It’s been hard to ignore the ominous game of nuclear chicken currently ongoing between the totalitarian government of North Korea, which successfully tested an upgraded intercontinental ballistic missile on Wednesday morning local time, and the U.S., which is currently led by a belligerent lightweight with an extremely limited understanding of nuclear strategy. That goes double for the state of Hawaii, one of the easier potential targets in a doomsday scenario, and which has begun renewed tests of its nuclear early-warning system.
Per the New York Times, Hawaii will resume tests of its Attack Warning Tone siren, a “wailing tone” that will play for “about 50 seconds on the first business day of every month, beginning on Dec. 1.” A similar system is already tested on the same dates for hurricanes or tsunamis, the paper noted, but the nuclear alert system has been offline since the mid-1990s, after the end of the Cold War.
In the video below, Vern Miyagi of Hawaii’s Emergency Management Agency instructs residents that upon hearing the tone, they should “take immediate shelter. Get inside, stay inside, stay tuned.”
Though state officials insist that an actual attack on Hawaii is very unlikely, they have quietly begun preparations to determine the possible impact of an attack on the area, the Washington Post reported in September. Spoilers: It’s not great, with a high likelihood double-digit portions of the population would be killed immediately and advice for survivors largely limited to advice on stockpiling supplies and avoiding radioactive fallout. According to planning documents, “There are currently no designated shelters in the State of Hawaii at this time.”

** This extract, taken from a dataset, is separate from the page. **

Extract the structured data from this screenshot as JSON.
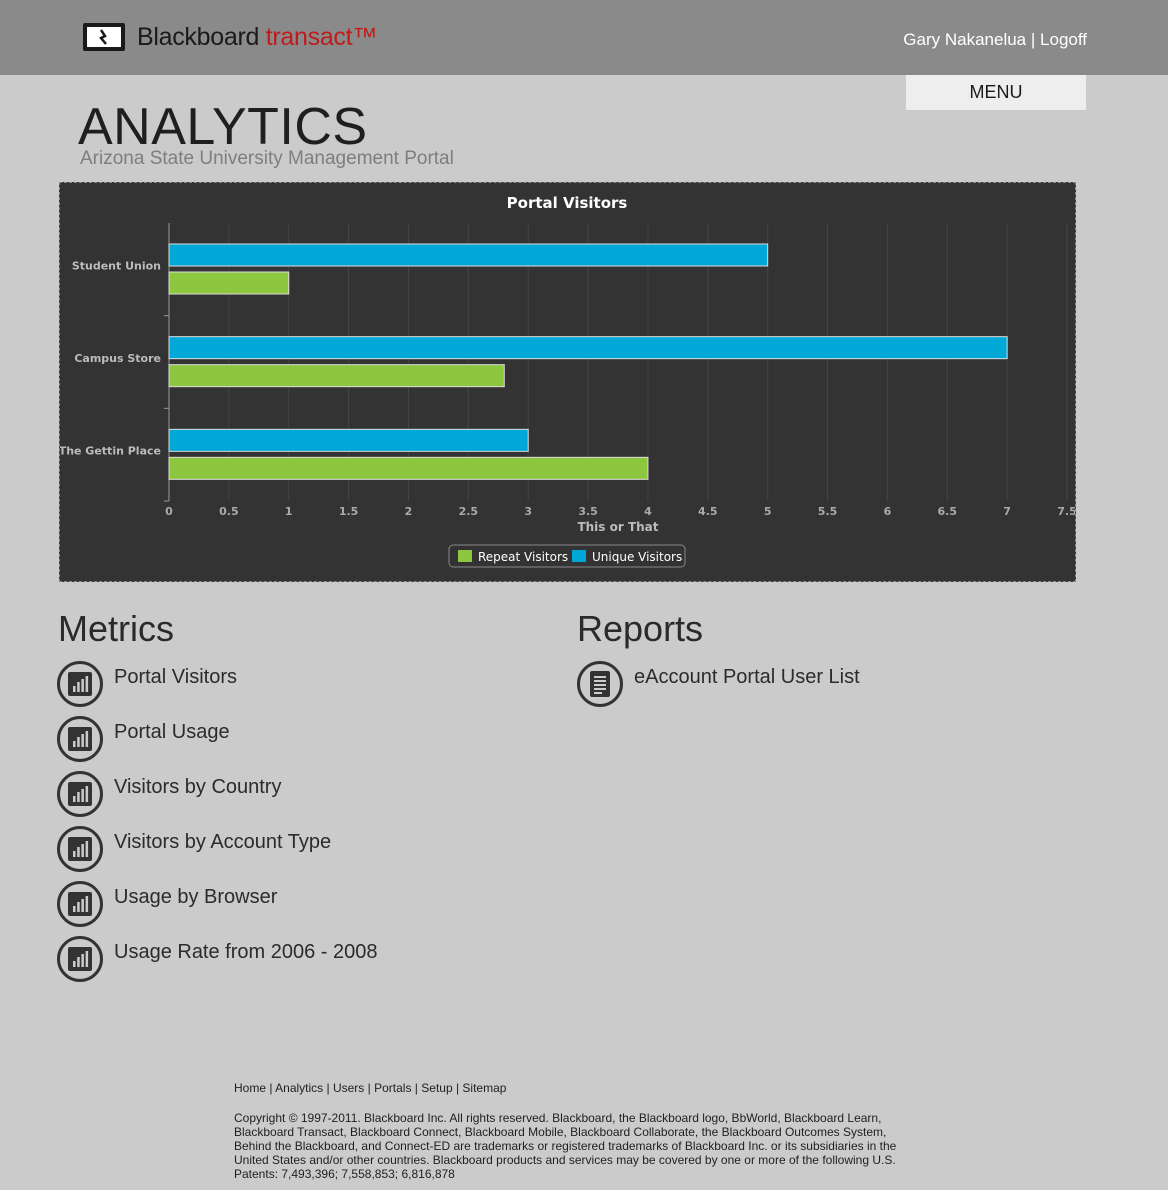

Lest anyone enter a full-blown panic, it’s important to remember that similar drills were common throughout the U.S. during the Cold War, which notably did not end in a nuclear armageddon. Still, it’s yet another disquieting sign of the progress of North Korea’s nuclear arsenal.

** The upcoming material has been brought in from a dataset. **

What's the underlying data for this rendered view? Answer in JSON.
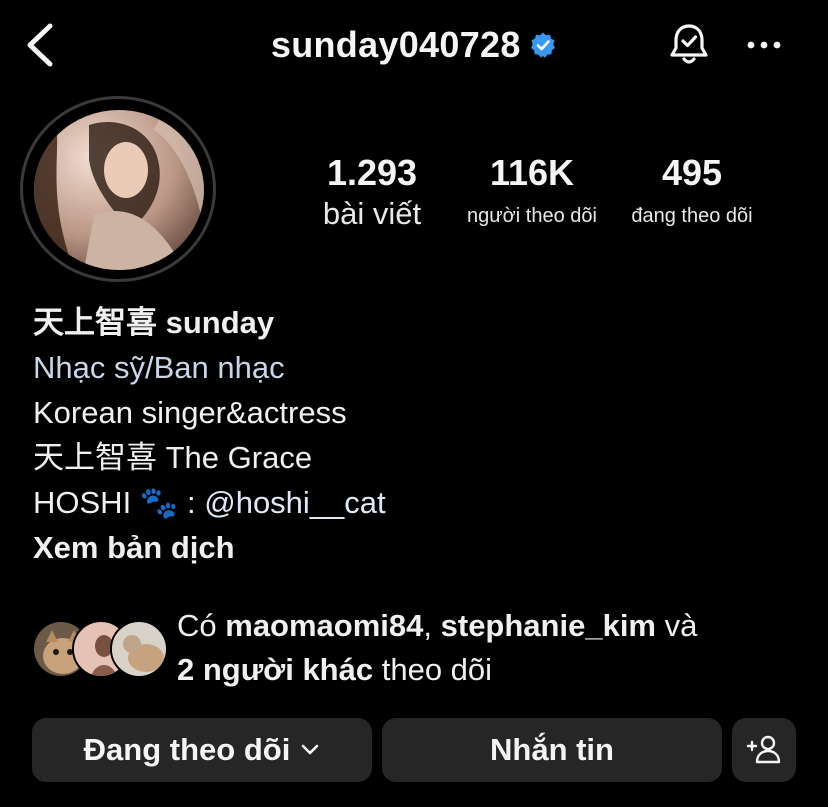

The missile North Korea tested on Wednesday achieved an unprecedented altitude of 2,800 miles (4,500 kilometers) and flew a distance of roughly 600 miles (965km). North Korea bragged the new missile was capable of striking the mainland continental U.S.—a troubling assessment backed by the Union of Concerned Scientists, which did note it remains likely the missile was not capable of carrying an actual warhead that far. While North Korea is likely exaggerating the capabilities of its missile systems for bargaining power, they’ve nonetheless caught up at a troubling pace.